A new type of battery with the potential of increasing the efficiency and cutting the costs of solar power was unveiled thanks to collaboration between the University of Southampton and lithium battery; technology company REAP systems. The latter is the sponsor of the research project which is Led by Yue Wu, a MSc Sustainable Energy Technologies student under the supervision of Dr Carlos Ponce de Leon, Professor Tom Markvart and Dr John Low (an employee at the Institution’s Research Institute for Industry, RIfI). The project focused on the use of lithium batteries for purposes of energy storage in photovoltaic systems.
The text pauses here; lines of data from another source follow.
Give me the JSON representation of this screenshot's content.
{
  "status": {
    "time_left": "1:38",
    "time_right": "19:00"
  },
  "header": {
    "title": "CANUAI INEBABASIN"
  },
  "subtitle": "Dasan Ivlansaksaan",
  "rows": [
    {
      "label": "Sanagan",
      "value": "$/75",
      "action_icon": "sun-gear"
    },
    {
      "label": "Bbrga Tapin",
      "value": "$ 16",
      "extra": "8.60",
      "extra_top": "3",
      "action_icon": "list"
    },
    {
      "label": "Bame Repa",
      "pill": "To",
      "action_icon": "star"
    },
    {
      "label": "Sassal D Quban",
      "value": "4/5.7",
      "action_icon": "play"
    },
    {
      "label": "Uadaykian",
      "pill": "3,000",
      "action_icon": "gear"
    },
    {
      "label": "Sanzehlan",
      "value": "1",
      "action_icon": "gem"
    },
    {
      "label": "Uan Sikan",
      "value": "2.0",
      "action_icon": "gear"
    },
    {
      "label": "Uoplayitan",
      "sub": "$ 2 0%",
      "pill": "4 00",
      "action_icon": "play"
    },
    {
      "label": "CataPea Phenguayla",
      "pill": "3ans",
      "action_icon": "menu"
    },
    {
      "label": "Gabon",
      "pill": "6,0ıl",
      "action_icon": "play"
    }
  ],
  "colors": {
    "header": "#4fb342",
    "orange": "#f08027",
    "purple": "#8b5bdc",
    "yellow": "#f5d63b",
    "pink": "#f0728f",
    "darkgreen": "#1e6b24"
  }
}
MSc student Yue Wu indicates that although most photovoltaic systems employ lead-acid batteries for energy storage purposes, lithium batteries, especially the LiFePO4 types, are more efficient when used as energy storage devices.
In order to collect data, a custom-made battery management system provided by Reap systems was used. A lithium iron phosphate battery was connected to a photovoltaic system which was fixed to one of the buildings in the University.
Yue further adds, besides lithium batteries having an efficiency of 95% compared to that of the commonly used lead-acid batteries, which is 80%, the former has a relatively less weight and are long lasting. In general, the maximum charge/discharge cycles of this new battery is 1,600, indicating that replacement would be infrequent.
Although the LiFePO4 battery can increase the efficiency of solar power systems, further investigations need to be done before commercial rollout is done. The installation and maintenance costs of the technology need to be scrutinized. In light of this, Dr. Carlos Ponce de Leon and Dr. John Low contemplate conducting more investigations on the project with a new group of Master’s students.
The founder of REAPsystems, Dr Dennis Doerffel who is also a former researcher at the University of Southampton says that energy storage devices such as batteries in both renewable and non-renewable energy sources contribute greatly in the utilization of energy. He further reiterates that LiFePO4 beat the conventional lead-acid batteries in many aspects. This new battery beat its former counterparts in terms of efficiency, extended lifetime, lighter weight and less cost per unit. Dr Doerffel concludes by saying that this battery has the potential of commercial application in both photovoltaic systems and in a variety of other renewable-energy systems. Source: E-science News